College of Science and Health > Faculty & Staff > Faculty A-Z > Paul Vadola

Paul Vadola

  • Associate Professor, Organic Chemistry / Director of Graduate Studies
  • ​PhD​
  • Chemistry and Biochemistry
  • (773) 325-7420
  • ​McGowan-South 314D       
​Classes Taught
  • CHE 230: Mechanistic Organic Chemistry I
  • CHE 231: Mechanistic Organic Chemistry I Laboratory
  • CHE 237: Mechanistic Organic Chemistry I Laboratory
  • CHE 239: Mechanistic Organic Chemistry II Laboratory
  • CHE 378: Applied Spectroscopy

Research Interests

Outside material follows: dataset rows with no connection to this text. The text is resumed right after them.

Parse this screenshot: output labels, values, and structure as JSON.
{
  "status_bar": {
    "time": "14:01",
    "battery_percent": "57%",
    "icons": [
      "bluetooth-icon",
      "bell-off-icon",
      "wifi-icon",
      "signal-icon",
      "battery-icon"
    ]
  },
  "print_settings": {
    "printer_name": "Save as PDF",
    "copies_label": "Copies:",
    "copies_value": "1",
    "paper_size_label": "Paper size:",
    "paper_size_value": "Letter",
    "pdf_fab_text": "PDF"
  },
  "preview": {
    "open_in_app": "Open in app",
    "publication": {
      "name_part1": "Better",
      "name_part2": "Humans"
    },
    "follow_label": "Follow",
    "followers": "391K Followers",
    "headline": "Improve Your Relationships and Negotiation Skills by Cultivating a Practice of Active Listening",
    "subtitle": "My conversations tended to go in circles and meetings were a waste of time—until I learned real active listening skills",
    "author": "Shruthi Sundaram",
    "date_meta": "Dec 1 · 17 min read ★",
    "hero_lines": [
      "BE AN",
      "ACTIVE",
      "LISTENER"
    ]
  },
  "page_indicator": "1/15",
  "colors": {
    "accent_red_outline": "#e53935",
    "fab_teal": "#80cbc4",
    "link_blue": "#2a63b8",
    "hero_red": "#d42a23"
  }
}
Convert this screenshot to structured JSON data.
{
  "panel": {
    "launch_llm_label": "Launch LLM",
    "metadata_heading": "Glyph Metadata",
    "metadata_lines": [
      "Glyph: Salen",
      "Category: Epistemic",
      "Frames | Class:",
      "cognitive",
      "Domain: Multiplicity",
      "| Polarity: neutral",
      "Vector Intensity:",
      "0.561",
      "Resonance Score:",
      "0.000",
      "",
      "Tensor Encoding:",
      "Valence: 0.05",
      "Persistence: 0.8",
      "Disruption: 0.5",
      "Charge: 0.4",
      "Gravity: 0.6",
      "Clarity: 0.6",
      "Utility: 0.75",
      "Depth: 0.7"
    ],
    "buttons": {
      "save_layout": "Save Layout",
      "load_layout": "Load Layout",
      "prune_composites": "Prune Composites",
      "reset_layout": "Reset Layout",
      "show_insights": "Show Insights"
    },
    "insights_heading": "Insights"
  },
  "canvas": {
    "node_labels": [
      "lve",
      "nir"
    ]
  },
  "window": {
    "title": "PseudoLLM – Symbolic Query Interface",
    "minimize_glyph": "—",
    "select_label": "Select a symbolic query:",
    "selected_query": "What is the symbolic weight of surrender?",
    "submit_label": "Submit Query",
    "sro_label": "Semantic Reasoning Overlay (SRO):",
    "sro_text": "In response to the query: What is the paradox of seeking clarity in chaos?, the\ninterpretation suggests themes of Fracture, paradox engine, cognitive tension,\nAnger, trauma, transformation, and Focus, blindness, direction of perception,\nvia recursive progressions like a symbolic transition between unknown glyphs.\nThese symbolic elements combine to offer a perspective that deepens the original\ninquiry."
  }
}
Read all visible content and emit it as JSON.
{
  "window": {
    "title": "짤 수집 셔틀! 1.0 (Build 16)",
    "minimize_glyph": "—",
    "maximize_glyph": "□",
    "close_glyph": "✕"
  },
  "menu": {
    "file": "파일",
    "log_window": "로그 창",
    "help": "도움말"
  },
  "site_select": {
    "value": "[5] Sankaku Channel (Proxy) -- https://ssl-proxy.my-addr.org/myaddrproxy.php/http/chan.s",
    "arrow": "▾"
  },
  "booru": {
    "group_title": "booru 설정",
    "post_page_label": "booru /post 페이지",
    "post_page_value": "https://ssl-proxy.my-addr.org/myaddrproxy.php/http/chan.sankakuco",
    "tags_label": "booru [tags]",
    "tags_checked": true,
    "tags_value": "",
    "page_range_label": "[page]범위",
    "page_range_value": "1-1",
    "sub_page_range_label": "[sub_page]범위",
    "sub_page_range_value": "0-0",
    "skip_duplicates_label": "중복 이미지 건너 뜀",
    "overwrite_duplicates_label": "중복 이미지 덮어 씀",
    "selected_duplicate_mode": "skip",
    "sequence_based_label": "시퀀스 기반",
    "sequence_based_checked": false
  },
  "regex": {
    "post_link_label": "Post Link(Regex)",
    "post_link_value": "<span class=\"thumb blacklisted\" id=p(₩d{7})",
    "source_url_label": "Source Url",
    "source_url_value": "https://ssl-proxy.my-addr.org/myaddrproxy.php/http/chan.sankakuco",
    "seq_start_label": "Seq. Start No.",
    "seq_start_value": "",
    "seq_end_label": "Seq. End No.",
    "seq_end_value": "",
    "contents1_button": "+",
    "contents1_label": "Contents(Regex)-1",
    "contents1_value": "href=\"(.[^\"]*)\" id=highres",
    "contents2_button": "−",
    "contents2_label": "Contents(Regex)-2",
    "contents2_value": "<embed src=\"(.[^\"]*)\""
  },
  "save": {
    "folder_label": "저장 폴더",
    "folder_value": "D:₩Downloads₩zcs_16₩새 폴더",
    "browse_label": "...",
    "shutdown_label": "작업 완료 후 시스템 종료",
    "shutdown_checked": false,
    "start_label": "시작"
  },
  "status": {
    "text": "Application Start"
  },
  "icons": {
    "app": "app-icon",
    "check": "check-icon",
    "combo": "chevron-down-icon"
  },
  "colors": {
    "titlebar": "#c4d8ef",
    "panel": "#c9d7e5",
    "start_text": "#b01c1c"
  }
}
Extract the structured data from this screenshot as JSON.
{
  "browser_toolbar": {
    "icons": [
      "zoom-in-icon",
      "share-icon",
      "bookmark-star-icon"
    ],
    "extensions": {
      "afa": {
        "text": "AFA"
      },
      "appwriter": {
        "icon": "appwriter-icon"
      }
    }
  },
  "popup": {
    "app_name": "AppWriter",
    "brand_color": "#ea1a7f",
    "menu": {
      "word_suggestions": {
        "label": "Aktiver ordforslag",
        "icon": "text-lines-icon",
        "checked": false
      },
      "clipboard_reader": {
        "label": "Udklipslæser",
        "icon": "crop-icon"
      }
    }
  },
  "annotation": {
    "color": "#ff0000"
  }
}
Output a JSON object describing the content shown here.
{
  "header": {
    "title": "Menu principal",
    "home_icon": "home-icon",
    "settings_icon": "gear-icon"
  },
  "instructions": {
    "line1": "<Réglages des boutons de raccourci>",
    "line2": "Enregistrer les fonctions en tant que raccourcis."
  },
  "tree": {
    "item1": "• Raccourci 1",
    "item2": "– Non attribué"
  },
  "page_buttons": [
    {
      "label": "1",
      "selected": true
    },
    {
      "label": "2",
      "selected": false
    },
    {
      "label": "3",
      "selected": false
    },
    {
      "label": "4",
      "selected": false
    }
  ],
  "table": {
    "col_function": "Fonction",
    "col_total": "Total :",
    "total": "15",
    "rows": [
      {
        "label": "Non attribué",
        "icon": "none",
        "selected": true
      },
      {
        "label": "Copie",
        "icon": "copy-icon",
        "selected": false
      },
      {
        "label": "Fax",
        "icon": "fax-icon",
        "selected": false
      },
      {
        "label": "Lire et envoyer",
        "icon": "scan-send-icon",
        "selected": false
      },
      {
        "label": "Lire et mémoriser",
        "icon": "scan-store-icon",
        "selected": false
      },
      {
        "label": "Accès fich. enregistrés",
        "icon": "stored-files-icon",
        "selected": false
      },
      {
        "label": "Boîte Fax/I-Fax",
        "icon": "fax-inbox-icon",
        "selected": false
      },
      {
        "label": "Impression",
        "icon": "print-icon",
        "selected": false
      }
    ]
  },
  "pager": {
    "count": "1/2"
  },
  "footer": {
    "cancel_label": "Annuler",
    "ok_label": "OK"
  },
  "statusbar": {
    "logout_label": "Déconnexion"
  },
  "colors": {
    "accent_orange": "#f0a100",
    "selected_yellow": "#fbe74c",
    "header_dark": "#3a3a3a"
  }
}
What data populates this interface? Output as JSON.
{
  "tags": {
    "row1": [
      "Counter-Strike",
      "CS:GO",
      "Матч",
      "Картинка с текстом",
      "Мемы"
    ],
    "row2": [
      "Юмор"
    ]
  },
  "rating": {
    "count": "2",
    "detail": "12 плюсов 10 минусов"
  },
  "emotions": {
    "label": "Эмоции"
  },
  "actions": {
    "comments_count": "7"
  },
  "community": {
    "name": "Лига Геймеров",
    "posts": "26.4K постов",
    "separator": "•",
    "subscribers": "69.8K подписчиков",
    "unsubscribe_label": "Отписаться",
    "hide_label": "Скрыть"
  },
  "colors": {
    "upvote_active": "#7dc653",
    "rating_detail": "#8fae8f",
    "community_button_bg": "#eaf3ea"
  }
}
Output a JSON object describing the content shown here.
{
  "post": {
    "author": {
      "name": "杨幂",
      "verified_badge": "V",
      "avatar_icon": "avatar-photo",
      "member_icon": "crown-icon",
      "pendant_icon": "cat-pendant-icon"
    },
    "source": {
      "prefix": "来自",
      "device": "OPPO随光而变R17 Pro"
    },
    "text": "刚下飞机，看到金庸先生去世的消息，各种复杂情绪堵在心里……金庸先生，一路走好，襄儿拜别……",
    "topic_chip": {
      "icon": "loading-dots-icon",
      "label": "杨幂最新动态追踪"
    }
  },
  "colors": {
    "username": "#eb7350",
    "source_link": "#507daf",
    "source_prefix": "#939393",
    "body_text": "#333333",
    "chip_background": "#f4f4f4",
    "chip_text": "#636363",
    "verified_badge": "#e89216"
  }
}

Vadola's research focuses on the development of new methods for the synthesis of organic molecules with a particular emphasis C­–H bond functionalization. C–H bonds are ubiquitous in organic molecules but classically have been viewed as fairly unreactive, thus causing them to be overlooked as potential functional handles in organic synthesis. The field of C–H bond functionalization is focused on exploring new methods to directly convert these unreactive bonds into more desirable functionalities, such as C–C, C–N, and C–O bonds, through the formation of reactive intermediates (Figure 1, intermediates highlighted in blue). By this approach, valuable organic molecules with significant structural complexity may be accessed in a concise manner from simple C–H-bond-containing precursors. This ability to selectively functionalize a targeted C–H bond can provide new routes to chemical structures previously inaccessible by classical organic chemistry.

His group's approach to reaction design is target driven with the goal of developing new methods that grant access to chemical structures found in pharmaceuticals and naturally occurring medicinally active molecules. They are particularly interested in new approaches to the synthesis of spirocycles. Spirocyclic scaffolds of varying complexity are prevalent in a variety of organic molecules, ranging from biologically active natural products and pharmaceuticals to organic materials (Figure 2). The fully substituted carbon center that defines this broad class of compounds makes them a particularly attractive target to synthetic organic chemists. The group is currently investigating new catalytic methods of generating complex spirocyclic structures within the setting of natural product synthesis.

In addition to the development of new chemical reactions, he is interested in using synthetic organic chemistry as a means to develop chemical tools for the study of biological systems. The balance of various chemical processes within the cell is responsible for maintaining proper cellular function, and disruption of this balance can lead to a disease state. One area of research in his group will focus on developing fluorescent molecules that will enable in vivo imaging of the cellular environment as a means to study the physiochemical changes that occur in diseased tissue.

Selected Publications

  • Paul A. Vadola and Dalibor Sames “Intramolecular Coupling of sp2 C–H Bonds and Alkynes for the Synthesis of Coumarins: Exploring the Scope and Application to the Development of Neuroimaging Agents.” J. Org. Chem., 2012,77, 7804-7814.
  • Paul A. Vadola, Ignacio Carrera, and Dalibor Sames “C–H Bond Functionalization via Hydride Transfer: Formation of a-Arylated Piperidines and 1,2,3,4-Tetrahydroisoquinolines via Stereoselective Intramolecular Amination of Benzylic C-H Bonds.” J. Org. Chem., 2012, 77, 6689-6702. Published as a Featured Article and Featured on the Cover of volume 77, issue 18.
  • Rebecca M. Wilson, Jennifer L. Stockdill, Xiangyang Wu, Xuechen Li, Paul A. Vadola, Peter K. Park, Ping Wang, and Samuel J. Danishefsky “A Fascinating Journey into History: Exploration of the World of Isonitriles En Route to Complex Amides.” Angew. Chem. Int. Ed., 2012, 51, 2834-2848.
  • Paul A. Vadola and Dalibor Sames “C–H Bond Functionalization via Hydride Transfer: Direct Coupling of Unactivated Alkynes and sp3 C–H Bonds Catalyzed by Platinum Tetraiodide” J. Am. Chem. Soc., 2009, 131, 16525-16528.
  • Niko G. Gubernator, Hui Zhang, Ronald G. W. Staal, Eugene V. Mosharov, Daniela Pereira, Minerva Yue, Vojtech Balsanek, Paul A. Vadola, Bipasha Mukherjee, Robert H. Edwards, David Sulzer, and Dalibor Sames “Fluorescent False Neurotransmitters Visualize Dopamine Release from Individual Presynaptic Terminals” Science, 2009, 324, 1441-1444.

 Professional Society Memberships

  • American Chemical Society